    Andrea said:

    A lot of this hit home Sarah – especially the part about having to dress twice as well to get half the respect. And the t-shirt and jeans thing really upsets me on an almost weekly basis. The style I most aspire to is more androgynous, rocker-vibes, and t-shirt and jeans is the uniform I can’t participate in, because it looks sloppy on me. I have to rely on accessories to express my personality for the most part, which can be expensive since accessories are “supposed to be” “investment pieces.” Maybe that’s something I have to let go of and just buy the trendy H&M purse, but then I’m participating in fast fashion which is bad for the planet and society! It’s all so complicated.

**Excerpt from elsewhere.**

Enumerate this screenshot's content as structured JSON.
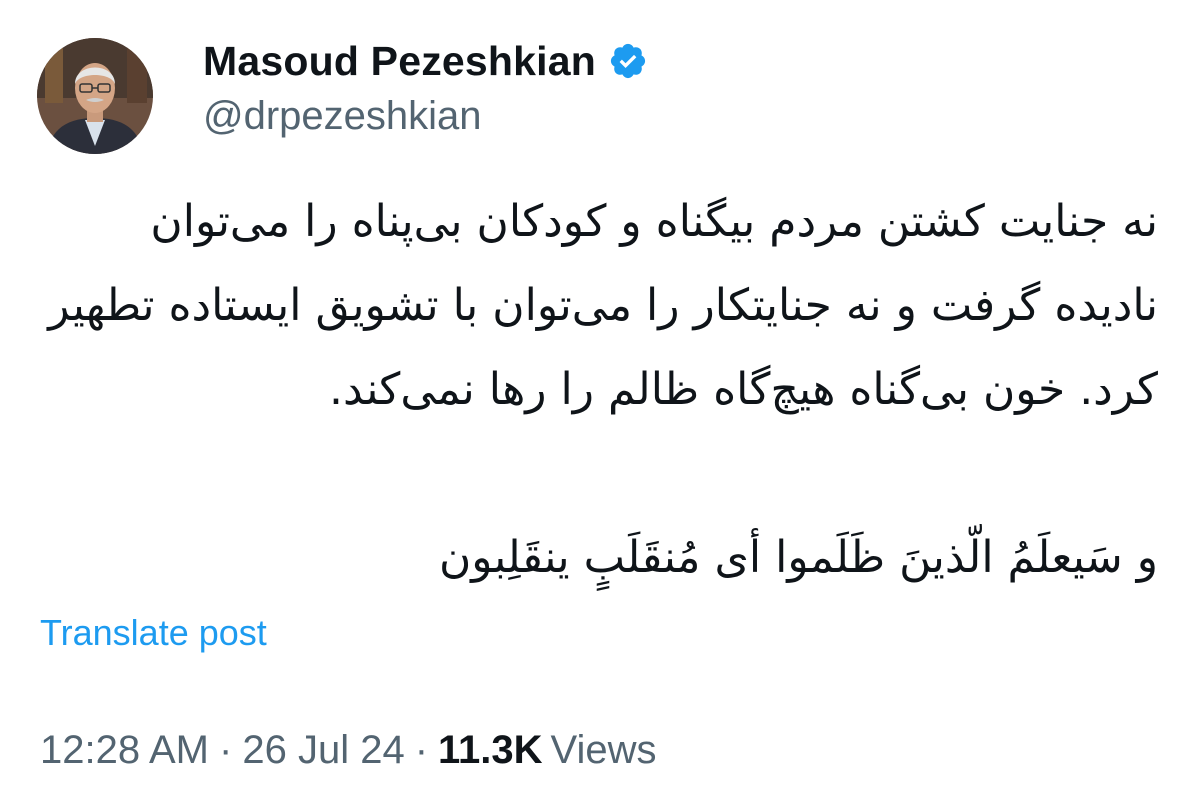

    I would say for me, since I work from home (always) and am quarantining pretty carefully, for the past year I’ve almost felt like I’ve been “opting out” of fashion, which is depressing sometimes but also a bit of a relief overall. I’ve purchased a lot of loungewear so that I can at least feel “put together” and “neutral” about my body as you say.